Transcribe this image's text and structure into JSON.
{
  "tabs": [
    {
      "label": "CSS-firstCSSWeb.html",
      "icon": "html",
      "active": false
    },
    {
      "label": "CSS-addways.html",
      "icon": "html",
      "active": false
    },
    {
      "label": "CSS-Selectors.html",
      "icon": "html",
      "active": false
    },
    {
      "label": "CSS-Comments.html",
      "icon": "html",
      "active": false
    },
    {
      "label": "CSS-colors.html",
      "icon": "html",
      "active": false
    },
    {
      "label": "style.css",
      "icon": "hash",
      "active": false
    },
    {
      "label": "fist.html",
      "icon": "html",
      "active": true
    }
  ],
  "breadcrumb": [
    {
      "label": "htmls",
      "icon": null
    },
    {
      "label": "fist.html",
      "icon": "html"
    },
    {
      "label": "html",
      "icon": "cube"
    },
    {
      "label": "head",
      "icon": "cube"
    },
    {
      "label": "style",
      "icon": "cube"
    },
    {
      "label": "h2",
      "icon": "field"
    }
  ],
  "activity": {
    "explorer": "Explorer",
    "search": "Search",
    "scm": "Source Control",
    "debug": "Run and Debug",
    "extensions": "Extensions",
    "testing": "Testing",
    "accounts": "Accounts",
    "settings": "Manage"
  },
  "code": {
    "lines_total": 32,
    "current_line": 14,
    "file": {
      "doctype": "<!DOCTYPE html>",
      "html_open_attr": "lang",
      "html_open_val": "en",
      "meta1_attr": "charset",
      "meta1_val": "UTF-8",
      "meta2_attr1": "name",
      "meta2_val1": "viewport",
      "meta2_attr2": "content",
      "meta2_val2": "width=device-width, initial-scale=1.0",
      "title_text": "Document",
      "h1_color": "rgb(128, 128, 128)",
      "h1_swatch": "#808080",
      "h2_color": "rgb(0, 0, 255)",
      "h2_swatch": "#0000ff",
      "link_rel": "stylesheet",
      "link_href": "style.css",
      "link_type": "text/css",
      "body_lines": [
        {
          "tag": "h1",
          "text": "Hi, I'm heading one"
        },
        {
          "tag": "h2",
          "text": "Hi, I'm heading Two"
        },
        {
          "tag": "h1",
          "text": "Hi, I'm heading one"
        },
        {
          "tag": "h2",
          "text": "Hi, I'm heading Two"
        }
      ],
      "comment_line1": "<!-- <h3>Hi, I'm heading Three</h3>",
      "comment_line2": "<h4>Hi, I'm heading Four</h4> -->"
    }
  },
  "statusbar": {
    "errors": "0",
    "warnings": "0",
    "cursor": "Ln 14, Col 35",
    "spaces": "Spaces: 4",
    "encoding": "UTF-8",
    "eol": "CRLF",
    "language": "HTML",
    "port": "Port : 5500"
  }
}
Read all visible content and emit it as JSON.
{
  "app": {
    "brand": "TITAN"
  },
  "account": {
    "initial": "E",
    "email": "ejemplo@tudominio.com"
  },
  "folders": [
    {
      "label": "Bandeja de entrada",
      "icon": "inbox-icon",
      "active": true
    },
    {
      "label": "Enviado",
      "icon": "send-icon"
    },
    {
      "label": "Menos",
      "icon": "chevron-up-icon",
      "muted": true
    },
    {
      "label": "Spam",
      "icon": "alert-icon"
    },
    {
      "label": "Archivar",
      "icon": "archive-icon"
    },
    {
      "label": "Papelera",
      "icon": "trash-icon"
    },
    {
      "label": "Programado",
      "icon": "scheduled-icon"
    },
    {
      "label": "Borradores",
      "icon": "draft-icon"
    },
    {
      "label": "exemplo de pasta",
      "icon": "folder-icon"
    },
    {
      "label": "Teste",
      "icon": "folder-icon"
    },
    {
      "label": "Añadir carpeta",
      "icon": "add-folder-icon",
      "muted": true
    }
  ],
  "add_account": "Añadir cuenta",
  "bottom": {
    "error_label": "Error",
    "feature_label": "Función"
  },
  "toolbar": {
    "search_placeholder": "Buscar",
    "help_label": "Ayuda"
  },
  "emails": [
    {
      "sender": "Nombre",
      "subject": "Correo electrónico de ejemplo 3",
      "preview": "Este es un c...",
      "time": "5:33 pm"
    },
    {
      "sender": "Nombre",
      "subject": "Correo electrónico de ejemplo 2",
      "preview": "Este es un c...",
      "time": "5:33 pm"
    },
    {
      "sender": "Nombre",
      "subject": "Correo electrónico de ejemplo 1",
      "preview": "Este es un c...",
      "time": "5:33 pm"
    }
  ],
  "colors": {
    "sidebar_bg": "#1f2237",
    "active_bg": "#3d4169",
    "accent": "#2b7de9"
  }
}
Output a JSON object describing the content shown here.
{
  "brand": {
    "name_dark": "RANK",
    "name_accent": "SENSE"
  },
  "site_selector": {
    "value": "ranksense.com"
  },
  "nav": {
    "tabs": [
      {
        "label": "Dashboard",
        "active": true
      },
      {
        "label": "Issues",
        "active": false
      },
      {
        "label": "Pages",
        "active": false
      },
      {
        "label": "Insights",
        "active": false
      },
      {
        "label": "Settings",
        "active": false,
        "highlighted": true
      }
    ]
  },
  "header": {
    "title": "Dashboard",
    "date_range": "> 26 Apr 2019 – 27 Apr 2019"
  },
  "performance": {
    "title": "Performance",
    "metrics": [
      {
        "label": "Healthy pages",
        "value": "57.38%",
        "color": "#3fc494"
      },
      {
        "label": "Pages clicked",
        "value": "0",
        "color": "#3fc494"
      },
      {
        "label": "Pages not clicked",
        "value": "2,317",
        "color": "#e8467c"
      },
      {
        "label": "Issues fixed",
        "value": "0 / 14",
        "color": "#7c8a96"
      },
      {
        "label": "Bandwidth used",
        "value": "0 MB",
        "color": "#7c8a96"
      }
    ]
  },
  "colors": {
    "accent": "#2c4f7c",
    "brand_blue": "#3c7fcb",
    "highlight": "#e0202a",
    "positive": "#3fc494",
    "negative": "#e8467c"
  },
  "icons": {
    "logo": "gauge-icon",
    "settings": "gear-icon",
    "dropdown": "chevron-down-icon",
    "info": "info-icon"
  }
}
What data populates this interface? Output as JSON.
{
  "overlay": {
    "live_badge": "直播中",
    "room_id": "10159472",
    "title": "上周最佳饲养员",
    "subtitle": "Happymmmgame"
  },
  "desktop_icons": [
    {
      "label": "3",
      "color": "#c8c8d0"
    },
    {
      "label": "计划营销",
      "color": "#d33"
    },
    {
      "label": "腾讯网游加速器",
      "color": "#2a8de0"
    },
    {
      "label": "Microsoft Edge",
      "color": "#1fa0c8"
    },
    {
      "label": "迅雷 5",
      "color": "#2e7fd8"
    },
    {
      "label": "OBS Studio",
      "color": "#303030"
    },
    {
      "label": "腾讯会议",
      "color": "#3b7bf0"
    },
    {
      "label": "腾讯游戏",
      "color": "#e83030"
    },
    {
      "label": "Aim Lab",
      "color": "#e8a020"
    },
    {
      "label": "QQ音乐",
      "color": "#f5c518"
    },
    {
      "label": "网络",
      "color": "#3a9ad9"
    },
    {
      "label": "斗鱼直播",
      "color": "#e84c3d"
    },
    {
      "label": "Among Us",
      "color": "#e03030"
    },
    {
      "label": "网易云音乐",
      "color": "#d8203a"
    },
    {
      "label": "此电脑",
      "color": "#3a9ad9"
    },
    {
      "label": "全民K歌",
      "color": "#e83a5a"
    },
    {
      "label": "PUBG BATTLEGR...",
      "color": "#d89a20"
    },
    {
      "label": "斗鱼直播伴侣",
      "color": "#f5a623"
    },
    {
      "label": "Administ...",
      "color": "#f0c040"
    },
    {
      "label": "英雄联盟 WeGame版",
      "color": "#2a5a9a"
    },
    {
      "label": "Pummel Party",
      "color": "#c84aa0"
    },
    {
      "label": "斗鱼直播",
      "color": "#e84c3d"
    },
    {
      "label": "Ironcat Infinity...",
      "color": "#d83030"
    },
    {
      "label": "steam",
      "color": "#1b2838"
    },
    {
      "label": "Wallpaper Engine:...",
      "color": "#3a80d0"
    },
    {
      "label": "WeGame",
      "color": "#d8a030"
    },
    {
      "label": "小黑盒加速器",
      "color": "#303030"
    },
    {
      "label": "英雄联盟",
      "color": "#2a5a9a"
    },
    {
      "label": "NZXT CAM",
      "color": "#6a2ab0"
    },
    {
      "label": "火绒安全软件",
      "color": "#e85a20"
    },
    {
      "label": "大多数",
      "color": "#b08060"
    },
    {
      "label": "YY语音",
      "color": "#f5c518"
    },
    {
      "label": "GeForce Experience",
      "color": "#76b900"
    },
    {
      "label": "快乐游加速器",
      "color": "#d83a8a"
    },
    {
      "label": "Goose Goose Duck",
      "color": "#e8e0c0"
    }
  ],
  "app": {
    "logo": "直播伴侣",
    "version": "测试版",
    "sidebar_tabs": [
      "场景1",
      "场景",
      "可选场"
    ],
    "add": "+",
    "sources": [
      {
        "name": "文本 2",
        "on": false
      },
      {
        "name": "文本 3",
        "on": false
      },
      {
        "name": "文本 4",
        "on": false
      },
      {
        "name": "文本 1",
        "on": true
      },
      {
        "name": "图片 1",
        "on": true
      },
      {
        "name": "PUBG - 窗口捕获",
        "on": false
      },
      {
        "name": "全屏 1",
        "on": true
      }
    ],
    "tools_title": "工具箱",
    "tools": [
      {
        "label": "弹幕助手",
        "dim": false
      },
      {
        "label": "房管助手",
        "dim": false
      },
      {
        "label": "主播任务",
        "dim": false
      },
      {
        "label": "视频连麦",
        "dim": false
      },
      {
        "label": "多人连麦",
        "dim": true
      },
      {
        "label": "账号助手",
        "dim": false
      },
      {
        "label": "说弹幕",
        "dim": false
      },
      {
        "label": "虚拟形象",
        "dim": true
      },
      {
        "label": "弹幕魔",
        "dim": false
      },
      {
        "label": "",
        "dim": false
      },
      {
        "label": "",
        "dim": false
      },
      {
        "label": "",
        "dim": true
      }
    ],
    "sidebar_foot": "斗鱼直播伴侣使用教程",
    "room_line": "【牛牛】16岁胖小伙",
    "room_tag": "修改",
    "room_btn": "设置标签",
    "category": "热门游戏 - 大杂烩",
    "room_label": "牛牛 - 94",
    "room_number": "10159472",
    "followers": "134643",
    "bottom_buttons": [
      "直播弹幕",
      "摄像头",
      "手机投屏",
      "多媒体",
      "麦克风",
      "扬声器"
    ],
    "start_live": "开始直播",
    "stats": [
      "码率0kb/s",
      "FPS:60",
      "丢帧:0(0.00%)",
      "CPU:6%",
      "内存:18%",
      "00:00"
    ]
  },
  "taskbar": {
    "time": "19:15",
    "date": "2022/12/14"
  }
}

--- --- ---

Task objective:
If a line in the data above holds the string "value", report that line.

Exercise result:
    "value": "ranksense.com"
        "value": "57.38%",
        "value": "0",
        "value": "2,317",
        "value": "0 / 14",
        "value": "0 MB",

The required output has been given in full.